What does your score mean?
This rating system is meant to develop a snapshot of the risk you currently represent to a lender. Several parameters in your credit file, including length of credit history, number of open accounts, loans, mortgages, public records, and others are formulated to produce a three-digit score between about 300 and 950. There are other scores used by lenders and insurance companies (some of which are developed by FICO®) such as Application and Behavior scores. These other scores take other information into account. Usually a lender will use a combination of your credit score with other factors when determining your risk. They all have the same objective, to determine the borrower’s potential risk. Regardless of whether the score was generated by FICO® or a system based on FICO® parameters, they all yield an industry standard three-digit score. This score places the borrower in one of three main categories.
Prime, sub-prime, and shafted
Prime If your credit score is above 680, you are considered a “prime borrower” and will have no problem getting a good interest rate on your home loan, car loan, or credit card.
Sub-Prime If your credit score is below 680, you are “sub prime”, and will likely pay a much higher interest rate on your loan.
Shafted Below 560 is the shafted score. At least that is how most lenders and credit issuers perceive it. You can still get a credit card but you will likely be hit with a security deposit or high acquisition fee. In addition to that your interest rate will likely be 22 to 23%. You can forget about most home loans and the majority of new car loans at this score. Below 560 is no place to be. You will pay much, much more in higher interest and unnecessary fees. You may even pay more for your insurance rates. A very low score can even prevent you from getting a job with many companies.
How are credit scores calculated?
The methods of calculating your credit score may differ slightly depending on the credit bureau. When obtaining your score from one of the Credit Bureaus it is important to understand that your score does not come directly from FICO®. It is adapted to each bureau and is given its own name: Equifax uses “Beacon”, Trans Union uses “Empirica”, and Experian uses “Experian/Fair Isaac.” These scores are also referred to as your “Bureau Scores.”
Since your score is derived from your bureau data, it will change every time your reports change. However your score is calculated, it will always take into consideration many categories of information. No one piece of information or factor determines your score. As the information in your credit report changes, the importance of one or several factors may change in your score. Lenders look at many things when making a credit decision, including your income and the kind of credit you are applying for. However, your credit score does not reflect these facts as it only evaluates the information retained by the credit reporting agency.
What factors affect your credit score?
There are five factors which are used in credit scoring calculations that determine your overall credit score.
Previous Credit Performance (Payment History) 35% A lender wants to know what your payment history is like. Have you paid everything on time, are you late on anything now, and so on. Your payment history is just one piece of information used in calculating your score, although it can be the very important.
Current Level of Indebtedness (Amount Owed) 30% How much is too much? Can the borrower pay me and still afford to pay his other bills? Not necessarily. Having available credit can actually help your ratio of debt to available credit. These are the types of questions that most borrowers want to know and the answers are almost as important as your previous credit history.

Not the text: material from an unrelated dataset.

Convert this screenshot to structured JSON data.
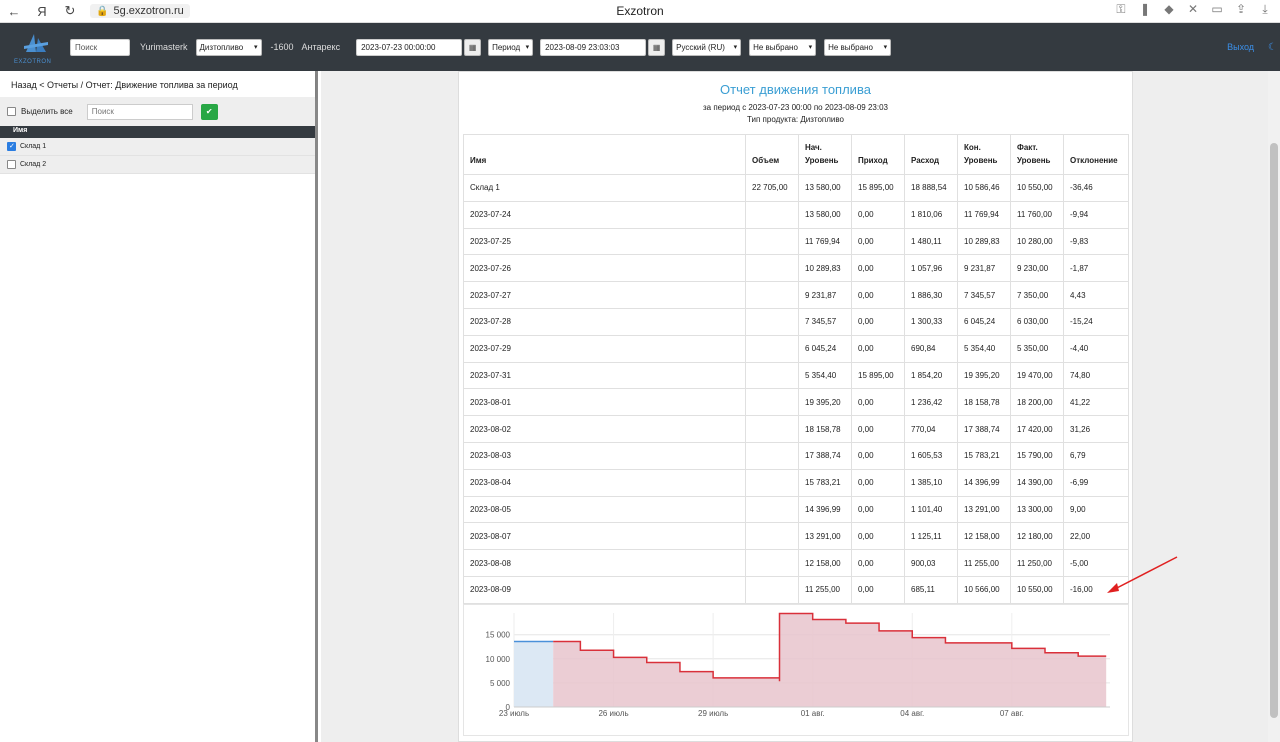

Amount of Time Credit Has Been In Use (Length of Credit) 15% Generally speaking, the longer the credit history the better your score. However, this factor only makes up 15% of your total score so even young people, students or others with short histories can still score high overall as long as the other factors show good. If you are new to credit than there is little you can do to improve this part of your score. Open an account and be patient.
Pursuit of New Credit (10%) Credit is much more popular today. Just look at the number of credit card offers you get via the Internet and in the mail. Consumers can now shop for credit and find the best terms to meet their needs. Each time someone runs a credit check on you, it creates an inquiry.
Fair Isaac has changed some of its calculations to account for these new trends. Specifically, they treat a group of inquiries – which probably represents a search for the best rate on a single loan – as though it was a single inquiry (note: this only applies to auto or mortgage loan inquiries.) For example, auto loan inquires that are within 14 days of each other only count as one inquiry.
Types of Credit Experience (10%) A healthy mix of different types of credit, installment loans, retail accounts, credit cards, and mortgage. This score is not normally a key factor in determining your score but it can help a close score. Its not a good idea to try and open different types of accounts just to try and make this factor better. It will likely reduce your score in other areas. You should never open accounts you don’t intend to use anyway.
What type of accounts you have, and how many, can make a big difference. The optimal ratio of installment versus revolving accounts depends on your profile and differs from person to person. One factor that seems to have significant influence is your percent of open installment loans. Too many can lower this portion of your score.
Improving your credit score
Now that you know how your score is calculated, you can begin making changes to your current financial planning. The best things you can do are simple.